__Task requirements__
Every record must reappear in the answer exactly as given.

Material for the task section start

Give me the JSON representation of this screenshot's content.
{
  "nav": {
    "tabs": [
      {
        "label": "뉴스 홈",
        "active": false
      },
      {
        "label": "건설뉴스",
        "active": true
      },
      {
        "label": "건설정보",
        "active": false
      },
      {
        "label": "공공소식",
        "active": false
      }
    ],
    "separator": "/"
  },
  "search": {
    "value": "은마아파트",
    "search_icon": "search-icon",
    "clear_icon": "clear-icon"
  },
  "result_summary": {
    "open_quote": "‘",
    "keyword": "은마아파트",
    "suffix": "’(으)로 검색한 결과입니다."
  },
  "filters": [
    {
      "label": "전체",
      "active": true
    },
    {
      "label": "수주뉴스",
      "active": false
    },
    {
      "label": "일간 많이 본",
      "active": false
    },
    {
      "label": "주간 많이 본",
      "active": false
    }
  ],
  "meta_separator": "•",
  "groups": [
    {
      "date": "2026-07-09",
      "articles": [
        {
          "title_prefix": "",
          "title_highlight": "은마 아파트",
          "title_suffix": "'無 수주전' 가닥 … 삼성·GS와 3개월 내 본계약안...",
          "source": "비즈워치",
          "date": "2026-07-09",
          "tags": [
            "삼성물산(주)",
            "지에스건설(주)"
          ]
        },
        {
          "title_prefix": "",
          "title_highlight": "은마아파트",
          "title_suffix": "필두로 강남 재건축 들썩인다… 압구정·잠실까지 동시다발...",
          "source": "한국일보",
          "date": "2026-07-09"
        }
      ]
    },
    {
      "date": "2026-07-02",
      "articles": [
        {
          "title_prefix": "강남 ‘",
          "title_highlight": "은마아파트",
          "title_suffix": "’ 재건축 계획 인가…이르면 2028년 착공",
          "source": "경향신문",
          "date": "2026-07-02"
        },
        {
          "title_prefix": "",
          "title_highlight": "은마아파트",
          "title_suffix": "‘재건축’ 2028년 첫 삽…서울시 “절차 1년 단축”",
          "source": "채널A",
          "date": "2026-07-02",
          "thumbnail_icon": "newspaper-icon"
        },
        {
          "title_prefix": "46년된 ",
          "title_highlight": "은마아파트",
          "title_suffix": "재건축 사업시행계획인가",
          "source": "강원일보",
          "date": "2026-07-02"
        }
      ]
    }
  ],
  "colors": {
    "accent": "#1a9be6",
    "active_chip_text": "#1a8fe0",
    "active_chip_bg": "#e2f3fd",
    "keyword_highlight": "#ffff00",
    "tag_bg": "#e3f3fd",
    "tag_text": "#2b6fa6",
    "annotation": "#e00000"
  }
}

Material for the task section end

__Solution for this task__
Give me the JSON representation of this screenshot's content.
{
  "nav": {
    "tabs": [
      {
        "label": "뉴스 홈",
        "active": false
      },
      {
        "label": "건설뉴스",
        "active": true
      },
      {
        "label": "건설정보",
        "active": false
      },
      {
        "label": "공공소식",
        "active": false
      }
    ],
    "separator": "/"
  },
  "search": {
    "value": "은마아파트",
    "search_icon": "search-icon",
    "clear_icon": "clear-icon"
  },
  "result_summary": {
    "open_quote": "‘",
    "keyword": "은마아파트",
    "suffix": "’(으)로 검색한 결과입니다."
  },
  "filters": [
    {
      "label": "전체",
      "active": true
    },
    {
      "label": "수주뉴스",
      "active": false
    },
    {
      "label": "일간 많이 본",
      "active": false
    },
    {
      "label": "주간 많이 본",
      "active": false
    }
  ],
  "meta_separator": "•",
  "groups": [
    {
      "date": "2026-07-09",
      "articles": [
        {
          "title_prefix": "",
          "title_highlight": "은마 아파트",
          "title_suffix": "'無 수주전' 가닥 … 삼성·GS와 3개월 내 본계약안...",
          "source": "비즈워치",
          "date": "2026-07-09",
          "tags": [
            "삼성물산(주)",
            "지에스건설(주)"
          ]
        },
        {
          "title_prefix": "",
          "title_highlight": "은마아파트",
          "title_suffix": "필두로 강남 재건축 들썩인다… 압구정·잠실까지 동시다발...",
          "source": "한국일보",
          "date": "2026-07-09"
        }
      ]
    },
    {
      "date": "2026-07-02",
      "articles": [
        {
          "title_prefix": "강남 ‘",
          "title_highlight": "은마아파트",
          "title_suffix": "’ 재건축 계획 인가…이르면 2028년 착공",
          "source": "경향신문",
          "date": "2026-07-02"
        },
        {
          "title_prefix": "",
          "title_highlight": "은마아파트",
          "title_suffix": "‘재건축’ 2028년 첫 삽…서울시 “절차 1년 단축”",
          "source": "채널A",
          "date": "2026-07-02",
          "thumbnail_icon": "newspaper-icon"
        },
        {
          "title_prefix": "46년된 ",
          "title_highlight": "은마아파트",
          "title_suffix": "재건축 사업시행계획인가",
          "source": "강원일보",
          "date": "2026-07-02"
        }
      ]
    }
  ],
  "colors": {
    "accent": "#1a9be6",
    "active_chip_text": "#1a8fe0",
    "active_chip_bg": "#e2f3fd",
    "keyword_highlight": "#ffff00",
    "tag_bg": "#e3f3fd",
    "tag_text": "#2b6fa6",
    "annotation": "#e00000"
  }
}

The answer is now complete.